• **Work item**
Print every record below exactly as it stands, but leave out the pictures.

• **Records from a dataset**
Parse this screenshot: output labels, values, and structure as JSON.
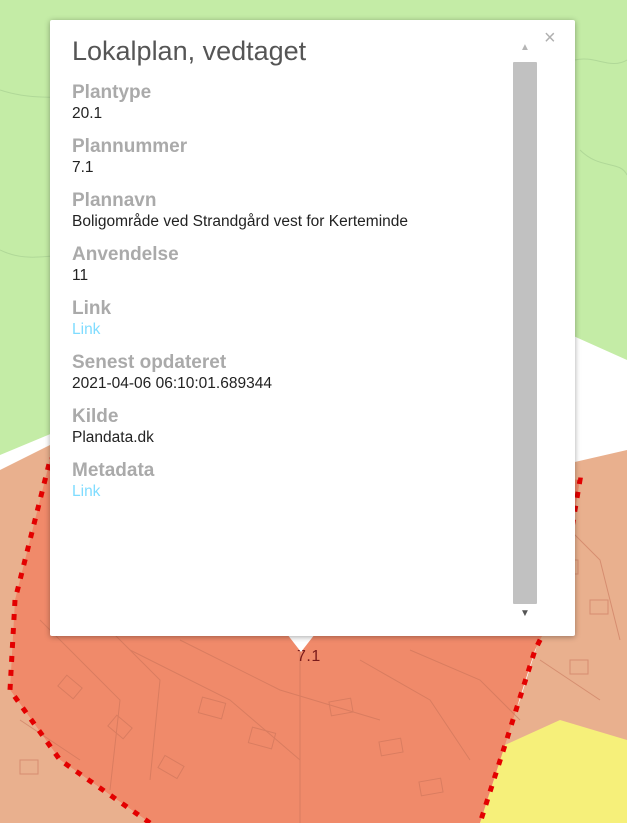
{
  "map": {
    "plan_label": "7.1",
    "colors": {
      "green_area": "#c4eca6",
      "white_road": "#ffffff",
      "orange_area": "#e9a886",
      "plan_area": "#f08a6a",
      "yellow_area": "#f6f07a",
      "boundary": "#e30000"
    }
  },
  "popup": {
    "title": "Lokalplan, vedtaget",
    "close_icon": "×",
    "scroll_up_icon": "▲",
    "scroll_down_icon": "▼",
    "fields": [
      {
        "label": "Plantype",
        "value": "20.1"
      },
      {
        "label": "Plannummer",
        "value": "7.1"
      },
      {
        "label": "Plannavn",
        "value": "Boligområde ved Strandgård vest for Kerteminde"
      },
      {
        "label": "Anvendelse",
        "value": "11"
      },
      {
        "label": "Link",
        "value": "Link"
      },
      {
        "label": "Senest opdateret",
        "value": "2021-04-06 06:10:01.689344"
      },
      {
        "label": "Kilde",
        "value": "Plandata.dk"
      },
      {
        "label": "Metadata",
        "value": "Link"
      }
    ]
  }
}
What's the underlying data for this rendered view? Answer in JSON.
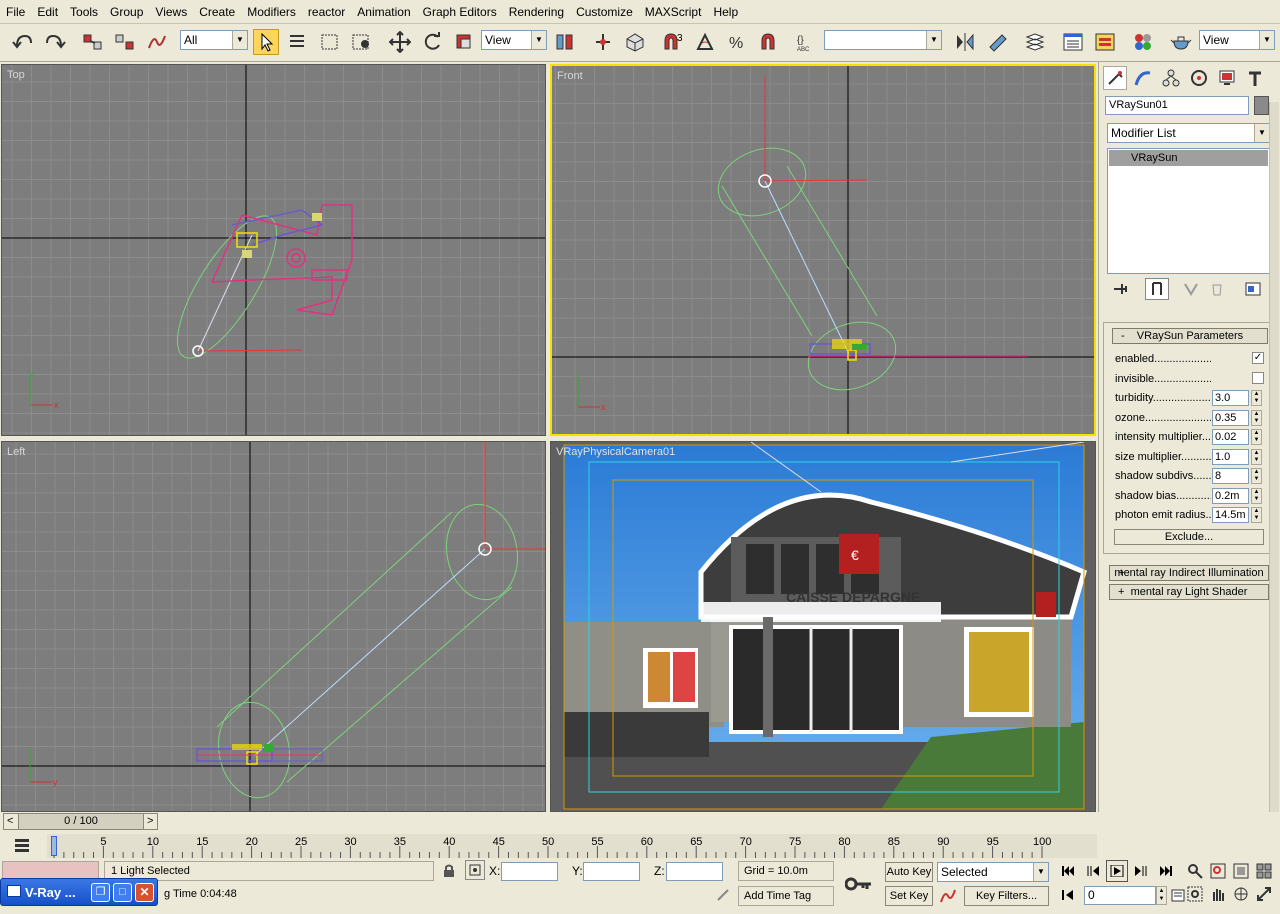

• **Your solution**
Parse this screenshot: output labels, values, and structure as JSON.
{
  "map": {
    "plan_label": "7.1",
    "colors": {
      "green_area": "#c4eca6",
      "white_road": "#ffffff",
      "orange_area": "#e9a886",
      "plan_area": "#f08a6a",
      "yellow_area": "#f6f07a",
      "boundary": "#e30000"
    }
  },
  "popup": {
    "title": "Lokalplan, vedtaget",
    "close_icon": "×",
    "scroll_up_icon": "▲",
    "scroll_down_icon": "▼",
    "fields": [
      {
        "label": "Plantype",
        "value": "20.1"
      },
      {
        "label": "Plannummer",
        "value": "7.1"
      },
      {
        "label": "Plannavn",
        "value": "Boligområde ved Strandgård vest for Kerteminde"
      },
      {
        "label": "Anvendelse",
        "value": "11"
      },
      {
        "label": "Link",
        "value": "Link"
      },
      {
        "label": "Senest opdateret",
        "value": "2021-04-06 06:10:01.689344"
      },
      {
        "label": "Kilde",
        "value": "Plandata.dk"
      },
      {
        "label": "Metadata",
        "value": "Link"
      }
    ]
  }
}
What's the underlying data for this rendered view? Answer in JSON.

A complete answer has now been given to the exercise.